In the entries below, how many lines contain the string "image"? State the number and nothing else.
[[ Dataset extract, beginning ]]
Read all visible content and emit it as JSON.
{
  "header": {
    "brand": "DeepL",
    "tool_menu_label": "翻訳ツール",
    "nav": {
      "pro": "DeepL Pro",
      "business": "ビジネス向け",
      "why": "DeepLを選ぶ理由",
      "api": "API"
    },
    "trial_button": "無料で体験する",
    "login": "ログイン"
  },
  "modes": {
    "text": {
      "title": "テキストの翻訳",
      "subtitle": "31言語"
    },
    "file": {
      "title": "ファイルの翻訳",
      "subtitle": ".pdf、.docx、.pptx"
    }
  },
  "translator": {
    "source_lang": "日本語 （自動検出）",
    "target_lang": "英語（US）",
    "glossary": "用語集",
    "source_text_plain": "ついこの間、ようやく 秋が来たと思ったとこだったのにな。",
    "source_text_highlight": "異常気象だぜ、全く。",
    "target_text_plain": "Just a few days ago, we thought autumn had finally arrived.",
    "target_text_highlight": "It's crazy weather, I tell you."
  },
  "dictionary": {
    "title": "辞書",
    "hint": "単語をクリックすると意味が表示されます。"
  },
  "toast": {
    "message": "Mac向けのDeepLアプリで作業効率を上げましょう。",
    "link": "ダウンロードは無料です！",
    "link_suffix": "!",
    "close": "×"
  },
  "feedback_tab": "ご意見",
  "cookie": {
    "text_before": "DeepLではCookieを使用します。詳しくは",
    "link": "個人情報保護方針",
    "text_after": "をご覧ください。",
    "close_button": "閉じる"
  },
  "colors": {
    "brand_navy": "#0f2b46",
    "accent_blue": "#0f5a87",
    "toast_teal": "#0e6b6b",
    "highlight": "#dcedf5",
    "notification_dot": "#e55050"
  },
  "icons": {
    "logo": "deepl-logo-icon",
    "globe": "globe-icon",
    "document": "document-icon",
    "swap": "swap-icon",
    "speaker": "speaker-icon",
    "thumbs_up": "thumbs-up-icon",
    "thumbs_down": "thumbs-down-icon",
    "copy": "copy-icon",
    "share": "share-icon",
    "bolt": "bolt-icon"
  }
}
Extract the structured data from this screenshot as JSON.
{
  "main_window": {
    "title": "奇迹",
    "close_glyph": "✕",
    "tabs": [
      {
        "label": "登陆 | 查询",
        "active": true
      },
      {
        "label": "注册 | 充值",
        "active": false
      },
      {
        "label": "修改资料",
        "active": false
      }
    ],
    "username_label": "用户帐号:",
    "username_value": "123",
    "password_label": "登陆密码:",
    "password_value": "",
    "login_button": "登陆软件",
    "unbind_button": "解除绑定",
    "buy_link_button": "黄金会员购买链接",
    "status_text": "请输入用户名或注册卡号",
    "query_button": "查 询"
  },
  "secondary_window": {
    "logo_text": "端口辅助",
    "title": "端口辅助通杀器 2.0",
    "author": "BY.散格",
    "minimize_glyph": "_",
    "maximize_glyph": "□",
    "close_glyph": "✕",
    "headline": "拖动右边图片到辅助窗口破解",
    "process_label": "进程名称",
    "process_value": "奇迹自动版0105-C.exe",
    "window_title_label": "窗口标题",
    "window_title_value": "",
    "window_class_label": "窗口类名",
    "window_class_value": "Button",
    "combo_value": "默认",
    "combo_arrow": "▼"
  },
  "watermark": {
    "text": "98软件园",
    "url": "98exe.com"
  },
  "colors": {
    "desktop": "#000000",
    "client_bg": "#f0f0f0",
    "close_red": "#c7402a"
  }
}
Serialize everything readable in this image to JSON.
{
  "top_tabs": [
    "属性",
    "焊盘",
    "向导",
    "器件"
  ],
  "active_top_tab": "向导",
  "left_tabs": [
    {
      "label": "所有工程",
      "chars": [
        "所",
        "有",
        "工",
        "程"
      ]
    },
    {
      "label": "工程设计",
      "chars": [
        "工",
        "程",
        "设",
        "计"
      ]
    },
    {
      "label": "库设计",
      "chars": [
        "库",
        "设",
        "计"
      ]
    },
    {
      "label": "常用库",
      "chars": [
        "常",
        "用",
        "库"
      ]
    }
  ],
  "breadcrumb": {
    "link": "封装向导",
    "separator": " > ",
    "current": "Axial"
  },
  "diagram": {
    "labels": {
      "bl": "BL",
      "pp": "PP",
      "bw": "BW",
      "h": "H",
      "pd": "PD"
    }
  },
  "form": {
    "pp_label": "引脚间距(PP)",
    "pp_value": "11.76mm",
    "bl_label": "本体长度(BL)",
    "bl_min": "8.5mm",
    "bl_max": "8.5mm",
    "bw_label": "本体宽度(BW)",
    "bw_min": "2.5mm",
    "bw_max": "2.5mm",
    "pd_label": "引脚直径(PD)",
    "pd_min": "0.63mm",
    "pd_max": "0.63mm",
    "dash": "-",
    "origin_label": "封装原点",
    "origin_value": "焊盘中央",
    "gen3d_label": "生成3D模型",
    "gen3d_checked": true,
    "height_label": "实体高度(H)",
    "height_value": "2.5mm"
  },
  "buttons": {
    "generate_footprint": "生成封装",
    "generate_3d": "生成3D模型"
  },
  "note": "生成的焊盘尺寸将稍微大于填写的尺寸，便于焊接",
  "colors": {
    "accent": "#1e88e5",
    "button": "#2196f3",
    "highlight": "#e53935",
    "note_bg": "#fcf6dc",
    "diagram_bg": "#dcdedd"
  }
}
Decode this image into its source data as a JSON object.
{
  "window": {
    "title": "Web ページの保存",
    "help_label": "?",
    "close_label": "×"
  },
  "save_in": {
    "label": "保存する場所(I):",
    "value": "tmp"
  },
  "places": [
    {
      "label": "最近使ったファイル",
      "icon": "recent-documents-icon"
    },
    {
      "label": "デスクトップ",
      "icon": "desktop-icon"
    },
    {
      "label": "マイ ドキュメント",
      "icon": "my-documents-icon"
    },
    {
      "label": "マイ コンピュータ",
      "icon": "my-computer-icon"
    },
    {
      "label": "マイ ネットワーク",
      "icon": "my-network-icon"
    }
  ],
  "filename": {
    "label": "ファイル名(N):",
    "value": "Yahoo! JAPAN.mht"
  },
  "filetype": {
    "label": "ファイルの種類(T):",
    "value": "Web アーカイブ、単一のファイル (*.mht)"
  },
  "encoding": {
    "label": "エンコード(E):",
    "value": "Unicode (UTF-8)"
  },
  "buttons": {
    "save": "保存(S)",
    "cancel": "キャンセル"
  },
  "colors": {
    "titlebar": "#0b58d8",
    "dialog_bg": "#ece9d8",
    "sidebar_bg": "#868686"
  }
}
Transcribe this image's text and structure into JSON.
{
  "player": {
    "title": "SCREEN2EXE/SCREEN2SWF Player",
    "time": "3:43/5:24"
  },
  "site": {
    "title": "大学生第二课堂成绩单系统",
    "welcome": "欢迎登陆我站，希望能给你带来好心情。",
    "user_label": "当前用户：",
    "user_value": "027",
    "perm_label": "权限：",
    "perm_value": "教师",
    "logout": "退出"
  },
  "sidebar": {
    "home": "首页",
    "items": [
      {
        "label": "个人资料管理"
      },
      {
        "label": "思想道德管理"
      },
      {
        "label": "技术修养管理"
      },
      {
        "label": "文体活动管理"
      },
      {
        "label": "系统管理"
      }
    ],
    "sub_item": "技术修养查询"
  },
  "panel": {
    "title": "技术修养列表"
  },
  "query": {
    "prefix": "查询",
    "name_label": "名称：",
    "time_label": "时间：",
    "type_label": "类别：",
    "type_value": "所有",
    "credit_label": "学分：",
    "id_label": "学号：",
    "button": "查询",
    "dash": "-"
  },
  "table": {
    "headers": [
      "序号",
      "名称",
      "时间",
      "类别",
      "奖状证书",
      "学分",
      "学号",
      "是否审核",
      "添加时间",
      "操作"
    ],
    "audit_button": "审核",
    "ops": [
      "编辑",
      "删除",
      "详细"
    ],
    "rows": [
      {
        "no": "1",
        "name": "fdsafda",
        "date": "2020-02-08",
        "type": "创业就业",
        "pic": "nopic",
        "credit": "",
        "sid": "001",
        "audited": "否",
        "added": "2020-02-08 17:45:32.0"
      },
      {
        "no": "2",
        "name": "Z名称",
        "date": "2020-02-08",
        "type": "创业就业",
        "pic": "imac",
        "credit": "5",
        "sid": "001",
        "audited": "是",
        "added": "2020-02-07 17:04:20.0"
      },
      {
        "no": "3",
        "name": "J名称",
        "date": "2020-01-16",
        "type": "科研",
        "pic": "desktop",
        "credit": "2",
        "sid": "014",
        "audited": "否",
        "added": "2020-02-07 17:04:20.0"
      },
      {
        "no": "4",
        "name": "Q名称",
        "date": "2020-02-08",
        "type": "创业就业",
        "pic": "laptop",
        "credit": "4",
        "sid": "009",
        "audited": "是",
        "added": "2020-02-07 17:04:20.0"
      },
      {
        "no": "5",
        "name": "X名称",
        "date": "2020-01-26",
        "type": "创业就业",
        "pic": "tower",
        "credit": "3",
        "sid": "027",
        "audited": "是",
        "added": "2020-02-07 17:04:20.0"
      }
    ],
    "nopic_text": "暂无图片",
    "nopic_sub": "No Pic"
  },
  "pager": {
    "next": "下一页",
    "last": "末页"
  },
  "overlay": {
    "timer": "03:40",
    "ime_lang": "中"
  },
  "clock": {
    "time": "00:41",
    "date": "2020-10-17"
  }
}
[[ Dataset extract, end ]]
● Answer space:
3